WHAT THIS TASK INVOLVES - Among the lines below, how many have the word "text"? The reply is that number alone.

MATERIAL FOR THE TASK -

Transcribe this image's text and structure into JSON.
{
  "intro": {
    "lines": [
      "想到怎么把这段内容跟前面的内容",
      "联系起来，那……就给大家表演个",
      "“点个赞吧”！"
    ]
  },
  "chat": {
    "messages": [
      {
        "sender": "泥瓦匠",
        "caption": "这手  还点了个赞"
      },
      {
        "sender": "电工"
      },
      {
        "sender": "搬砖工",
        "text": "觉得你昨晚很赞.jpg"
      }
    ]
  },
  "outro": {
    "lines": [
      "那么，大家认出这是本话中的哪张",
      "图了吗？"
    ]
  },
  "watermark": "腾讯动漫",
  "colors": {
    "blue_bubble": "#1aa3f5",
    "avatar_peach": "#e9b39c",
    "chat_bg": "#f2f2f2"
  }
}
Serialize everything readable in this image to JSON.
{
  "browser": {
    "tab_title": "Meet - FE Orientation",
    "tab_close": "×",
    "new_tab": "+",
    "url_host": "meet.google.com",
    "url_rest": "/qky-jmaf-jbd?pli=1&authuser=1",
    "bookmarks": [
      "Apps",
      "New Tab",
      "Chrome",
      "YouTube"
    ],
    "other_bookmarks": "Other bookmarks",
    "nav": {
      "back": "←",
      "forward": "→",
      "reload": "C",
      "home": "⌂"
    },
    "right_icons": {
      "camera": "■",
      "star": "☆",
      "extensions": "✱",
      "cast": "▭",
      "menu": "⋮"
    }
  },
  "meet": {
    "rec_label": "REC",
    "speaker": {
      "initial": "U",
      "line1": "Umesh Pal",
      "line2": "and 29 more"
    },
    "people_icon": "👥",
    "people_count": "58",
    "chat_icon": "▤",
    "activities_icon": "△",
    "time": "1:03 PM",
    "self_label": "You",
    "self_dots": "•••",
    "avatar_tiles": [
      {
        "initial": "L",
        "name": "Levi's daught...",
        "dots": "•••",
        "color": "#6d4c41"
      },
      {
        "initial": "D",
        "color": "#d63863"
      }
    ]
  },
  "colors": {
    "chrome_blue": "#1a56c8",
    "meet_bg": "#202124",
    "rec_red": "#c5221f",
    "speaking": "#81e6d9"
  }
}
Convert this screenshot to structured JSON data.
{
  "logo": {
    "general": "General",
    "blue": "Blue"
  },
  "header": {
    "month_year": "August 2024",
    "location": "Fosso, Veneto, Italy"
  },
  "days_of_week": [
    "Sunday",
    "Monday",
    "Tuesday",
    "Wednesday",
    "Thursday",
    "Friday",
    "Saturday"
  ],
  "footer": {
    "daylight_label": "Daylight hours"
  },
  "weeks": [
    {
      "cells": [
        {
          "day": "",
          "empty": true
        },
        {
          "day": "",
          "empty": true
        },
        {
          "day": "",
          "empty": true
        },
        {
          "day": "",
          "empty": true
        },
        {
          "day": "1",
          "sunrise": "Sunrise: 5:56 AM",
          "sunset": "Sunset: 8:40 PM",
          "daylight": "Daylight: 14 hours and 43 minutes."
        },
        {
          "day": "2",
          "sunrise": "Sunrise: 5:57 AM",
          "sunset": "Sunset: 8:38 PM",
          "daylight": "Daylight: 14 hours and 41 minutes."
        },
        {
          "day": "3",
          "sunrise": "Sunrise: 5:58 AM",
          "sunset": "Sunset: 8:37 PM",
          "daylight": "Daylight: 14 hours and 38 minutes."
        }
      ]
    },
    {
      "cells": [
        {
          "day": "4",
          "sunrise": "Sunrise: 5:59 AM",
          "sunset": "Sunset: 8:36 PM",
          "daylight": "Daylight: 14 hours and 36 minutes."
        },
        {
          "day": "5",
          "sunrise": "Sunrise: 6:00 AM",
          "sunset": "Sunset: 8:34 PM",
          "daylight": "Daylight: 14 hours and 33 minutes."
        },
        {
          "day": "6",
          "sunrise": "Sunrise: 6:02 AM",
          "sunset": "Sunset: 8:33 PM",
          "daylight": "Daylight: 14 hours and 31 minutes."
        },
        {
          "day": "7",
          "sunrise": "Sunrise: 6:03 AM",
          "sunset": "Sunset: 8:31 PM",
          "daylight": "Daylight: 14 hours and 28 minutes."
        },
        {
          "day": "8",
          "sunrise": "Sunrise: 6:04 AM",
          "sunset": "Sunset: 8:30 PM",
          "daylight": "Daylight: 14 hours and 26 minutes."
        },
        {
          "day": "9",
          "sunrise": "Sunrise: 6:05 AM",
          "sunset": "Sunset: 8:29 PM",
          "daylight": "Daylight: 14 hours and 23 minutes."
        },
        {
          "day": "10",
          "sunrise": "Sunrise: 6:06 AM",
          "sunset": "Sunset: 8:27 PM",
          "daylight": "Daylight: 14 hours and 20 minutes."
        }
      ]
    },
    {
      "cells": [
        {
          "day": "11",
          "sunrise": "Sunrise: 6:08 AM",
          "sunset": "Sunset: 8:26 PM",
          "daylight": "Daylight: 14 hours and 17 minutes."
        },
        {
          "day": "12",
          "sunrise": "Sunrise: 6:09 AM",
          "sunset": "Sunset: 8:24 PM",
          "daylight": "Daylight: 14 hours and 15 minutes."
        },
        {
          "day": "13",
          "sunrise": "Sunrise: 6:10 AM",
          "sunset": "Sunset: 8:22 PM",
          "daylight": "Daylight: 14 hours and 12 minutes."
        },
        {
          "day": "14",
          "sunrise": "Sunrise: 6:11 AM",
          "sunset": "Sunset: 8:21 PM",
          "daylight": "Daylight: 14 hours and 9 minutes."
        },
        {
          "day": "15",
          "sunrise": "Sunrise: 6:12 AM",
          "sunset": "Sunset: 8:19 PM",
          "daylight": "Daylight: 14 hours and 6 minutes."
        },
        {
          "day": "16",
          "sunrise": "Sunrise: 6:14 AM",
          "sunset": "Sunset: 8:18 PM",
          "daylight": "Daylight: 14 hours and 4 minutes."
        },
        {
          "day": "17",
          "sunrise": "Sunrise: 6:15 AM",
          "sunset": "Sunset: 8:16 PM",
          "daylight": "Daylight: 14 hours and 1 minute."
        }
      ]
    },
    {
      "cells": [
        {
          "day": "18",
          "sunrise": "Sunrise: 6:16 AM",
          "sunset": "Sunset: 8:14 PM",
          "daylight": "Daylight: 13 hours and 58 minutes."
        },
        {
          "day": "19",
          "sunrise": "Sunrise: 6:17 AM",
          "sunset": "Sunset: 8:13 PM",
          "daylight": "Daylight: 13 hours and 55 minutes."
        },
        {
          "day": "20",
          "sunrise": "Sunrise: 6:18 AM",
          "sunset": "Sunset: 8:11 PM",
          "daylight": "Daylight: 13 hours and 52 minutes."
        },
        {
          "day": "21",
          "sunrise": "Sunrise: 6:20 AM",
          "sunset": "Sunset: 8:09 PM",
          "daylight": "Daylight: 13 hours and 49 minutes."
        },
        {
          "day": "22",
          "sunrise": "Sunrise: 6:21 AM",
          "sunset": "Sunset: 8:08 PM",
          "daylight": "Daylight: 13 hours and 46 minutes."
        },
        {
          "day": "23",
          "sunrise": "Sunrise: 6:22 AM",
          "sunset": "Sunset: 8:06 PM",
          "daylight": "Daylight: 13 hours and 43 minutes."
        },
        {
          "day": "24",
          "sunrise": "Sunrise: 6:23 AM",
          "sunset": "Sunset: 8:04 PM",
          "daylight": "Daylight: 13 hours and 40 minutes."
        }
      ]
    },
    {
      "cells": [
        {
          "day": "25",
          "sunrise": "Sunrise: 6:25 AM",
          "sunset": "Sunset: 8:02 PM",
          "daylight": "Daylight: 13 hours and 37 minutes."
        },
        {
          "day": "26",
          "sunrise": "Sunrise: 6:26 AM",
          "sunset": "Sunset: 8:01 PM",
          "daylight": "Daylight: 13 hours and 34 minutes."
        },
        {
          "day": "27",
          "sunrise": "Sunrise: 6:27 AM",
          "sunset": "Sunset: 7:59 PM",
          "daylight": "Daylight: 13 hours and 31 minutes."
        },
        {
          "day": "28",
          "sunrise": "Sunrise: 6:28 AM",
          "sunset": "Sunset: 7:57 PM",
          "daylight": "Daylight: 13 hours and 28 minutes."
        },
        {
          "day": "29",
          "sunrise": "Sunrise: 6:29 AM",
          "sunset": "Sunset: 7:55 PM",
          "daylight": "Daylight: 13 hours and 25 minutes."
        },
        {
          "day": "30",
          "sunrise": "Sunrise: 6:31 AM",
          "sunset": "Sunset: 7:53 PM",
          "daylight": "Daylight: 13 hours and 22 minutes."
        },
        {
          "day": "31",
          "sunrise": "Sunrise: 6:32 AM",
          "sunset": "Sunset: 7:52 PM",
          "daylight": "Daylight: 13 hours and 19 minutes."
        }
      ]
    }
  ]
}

ANSWER FOR THE TASK - 2